of the vertebral column. Your tailbone is the result of four coccygeal bones fusing
together as a child forming one single bone. In early revolution it was viewed as a
remnant that strongly related us to primates, people believed it was a remnant
of a tail. However, your tailbone has a very important function. Your tailbone
helps to anchor many important structures such as your pelvis. The muscles form
a "pelvic floor." When these two structures are not working together bowel,
bladder, and sexual problems are more likely to occur. There is an important
collection of nerves directly in front of the tailbone partially responsible for control
of the pelvic organs. More importantly the tailbone contains tissue that helps
protect the brain and spinal cord.
A tailbone fracture is often caused by falling into a sitting position on the
tailbone. It may also occur if you take a direct "blow" to this area. Those who
participate in contact sports, have a history of bone or joint disease, obesity, or
poor nutrition run a higher risk of this injury. To help prevent injury to your
tailbone it is wise to use "sacral" padding while playing contact sports. Taking an
adequate amount of calcium (1000 mg - 1500 mg) such as milk and milk
products will also help.
To diagnose a tailbone fracture common steps are taken such as X-rays
including the entire lower back, pelvis, and hips. The Doctor will also take all
medical history. Some symptoms that may help you to identify a tailbone fracture

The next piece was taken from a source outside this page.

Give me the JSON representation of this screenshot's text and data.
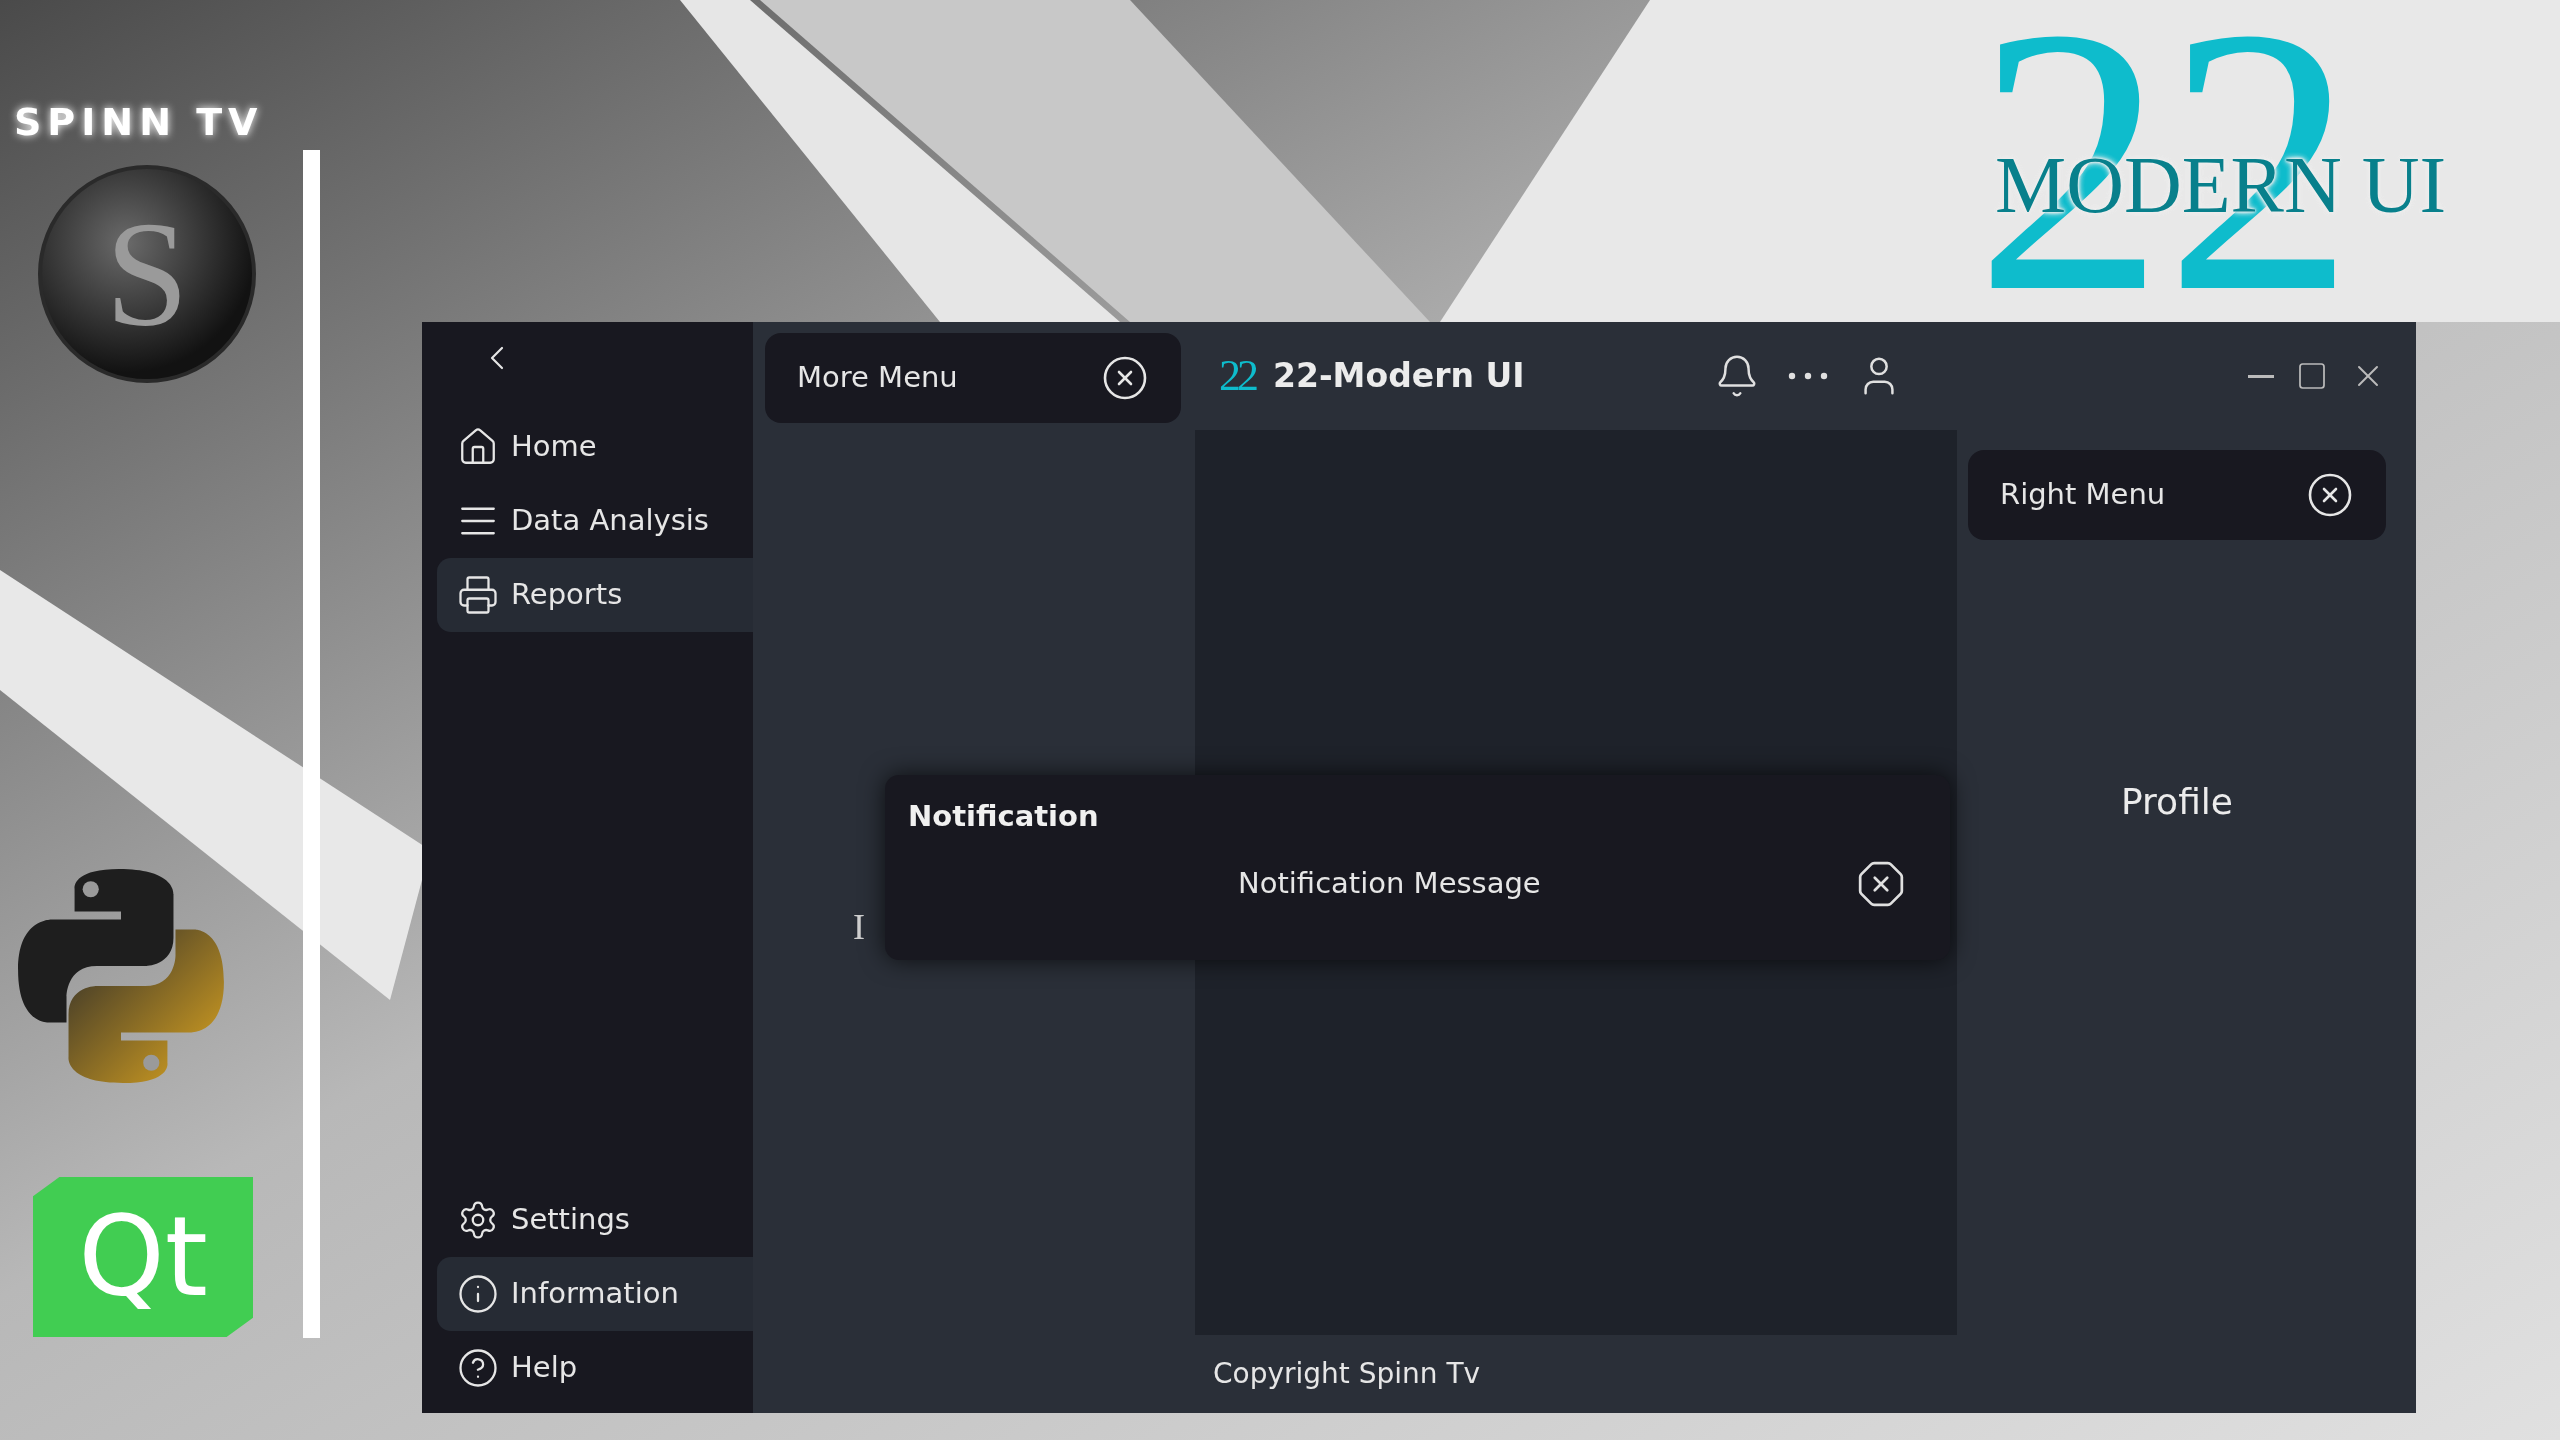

yourself are bruising of the lower back, pain walking and sitting, swelling at the
point of injury and the area may seem tender to touch.
When a tailbone fracture...